“My brother gave me a copy of a similar book that covered the UK and I showed it to Paul and he reckoned we could do one,” McCoy says. “It was a journey of discovery and a lot of places came from talking to other swimmers.”
Each swim comes with an Ordinance Survey grid reference and advice as to its level of difficulty. She also includes precise directions to places that can sometimes be difficult to find. Also included with each swim is information on local hospitality facilities, camping and accommodation in the area. There are safety tips and good advice on what to bring with you in terms of equipment, refreshment and attire. Togs are optional, but wetsuits are frowned upon. The following five, all taken from the book, might be good to dip a toe in. Carrickreagh Jetty, Co Fermanagh One of just a handful of freshwater swims in the book, this jetty is in a sheltered bay on Upper Lough Erne with easy access to parking, great views and picnic facilities to hand. McCoy reccommends and early morning dip before the cruisers and other tourist craft start to arrive. Under the water, you will see shoals of tiny fish splashing past and occasionally larger ones a bit deeper. McCoy describes the water here as “surprisingly warm. Nobody really knows about this one. Most people presume you can’t swim here. It is both exciting and accessible.”

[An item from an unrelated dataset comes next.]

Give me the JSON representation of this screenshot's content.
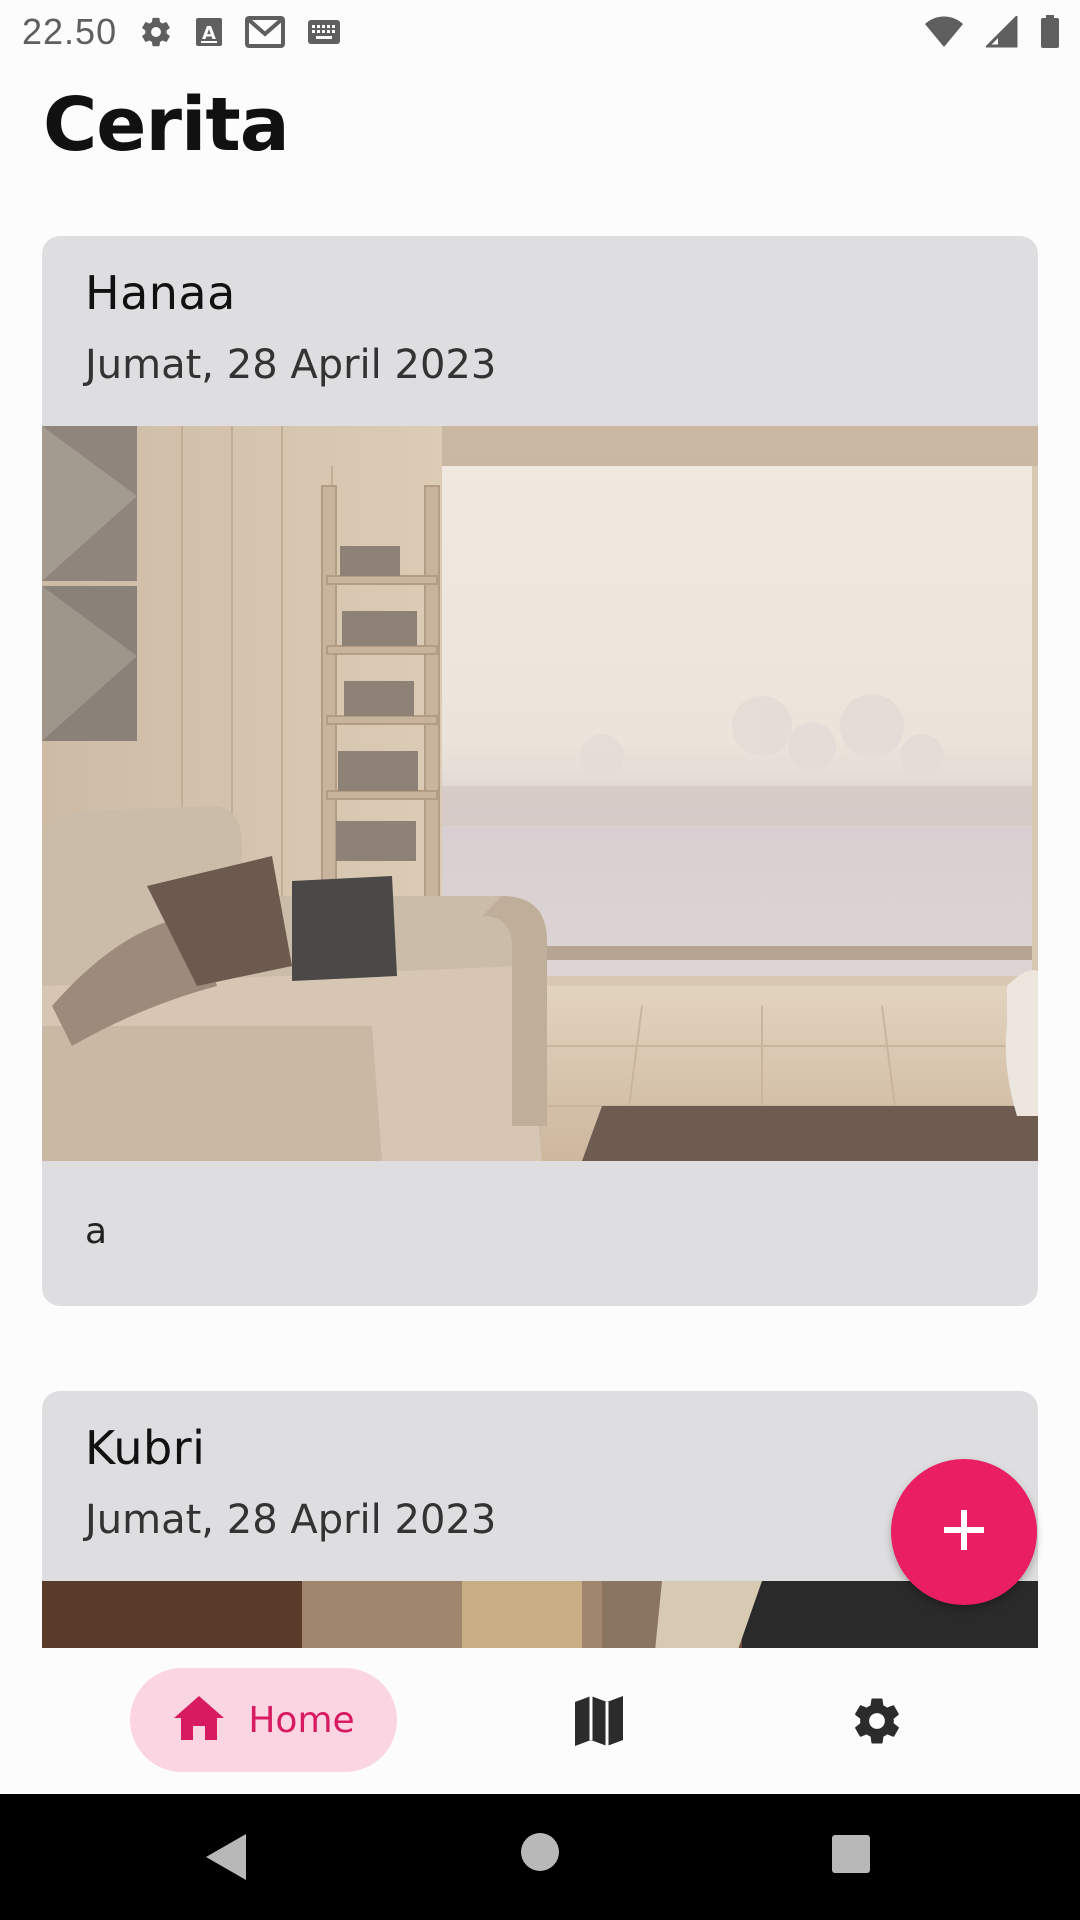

Howth, Co Dublin The swimming spot off the cliffs at Howth, Co Dublin will be well known to anyone who has grown up on the north Dublin peninsula, but probably a well-kept secret to everyone else, unlike more famous Dublin bathing places such as the Forty Foot. This spot is accessed on foot via a path from Kilrock car park, then swim off the rocks and diving plinths. “There was a great atmosphere the day I visited,” says McCoy. “It was a beautiful day and the place was full of teenagers.” Ballydowane, Copper Coast, Co Waterford The Copper Coast has some of the most spectacular scenery Ireland can offer, along roughly 25km of Waterford’s coast. It has a succession of coves, bays, and inlets, dotted with sea arches and stacks, but McCoy and McCambridge have plumped for the impressive Ballydowane, between Bunmahon and Stradbally. It’s accessed via a lane leading to a very basic parking area, then there is a ramp between two sea stacks down to the beach. McCoy says the water is warm here but advises it for strong swimmers only. The rock pools have an abundance of fish, for anyone interested in catching their own supper. Glanmore Lake, Co Cork “The day I was there it was flat, calm and magical,” says McCoy. “I am sure it is not all the time but I like to imagine it is.” The lake is overlooked by the Caha Mountains but is sheltered and has a number of rocky islands including
a crannog. According to McCoy, it is a quiet enough spot and sheltered enough to attempt a skinny dip. Trá Sailín, Spiddal, Co Galway This secluded cove (Salty Beach in English) is an oasis of complete calm. It is a great spot for wild camping, beach fishing and an evening or night time swim, says McCoy. Part of it is brackish where a small river meets the sea and you can look out across Galway Bay towards the Aran Islands. Wild Swimming in Ireland, Collins Press, €19.99